- **Problem details**: Go through the data and report how many lines include the word "label", giving only the number.

++++++++++

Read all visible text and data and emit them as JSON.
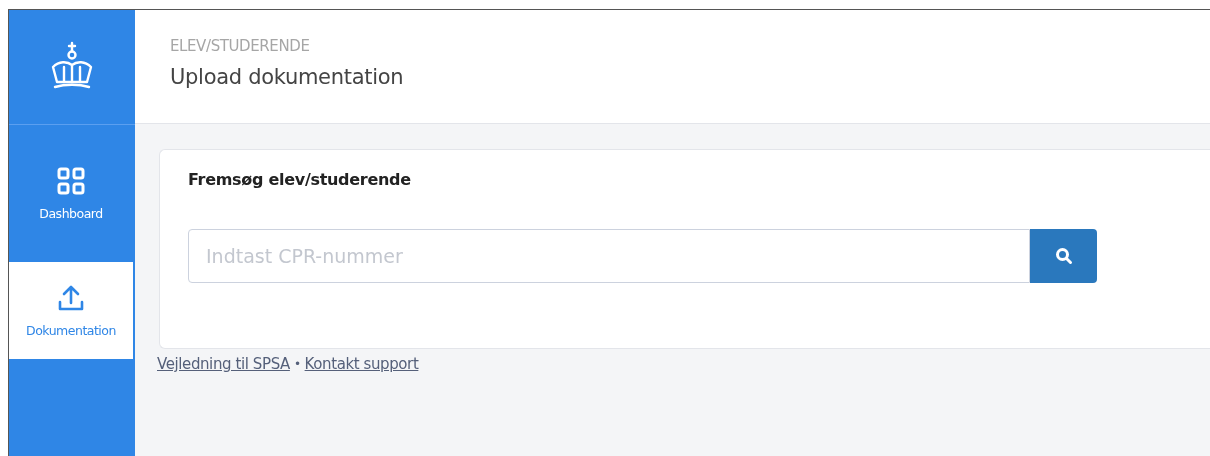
{
  "header": {
    "breadcrumb": "ELEV/STUDERENDE",
    "title": "Upload dokumentation"
  },
  "sidebar": {
    "items": [
      {
        "label": "Dashboard",
        "kind": "grid",
        "selected": false
      },
      {
        "label": "Dokumentation",
        "kind": "upload",
        "selected": true
      }
    ]
  },
  "search_card": {
    "title": "Fremsøg elev/studerende",
    "placeholder": "Indtast CPR-nummer"
  },
  "footer": {
    "links": [
      "Vejledning til SPSA",
      "Kontakt support"
    ],
    "separator": "•"
  }
}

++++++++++

- **Result for this exercise**: 2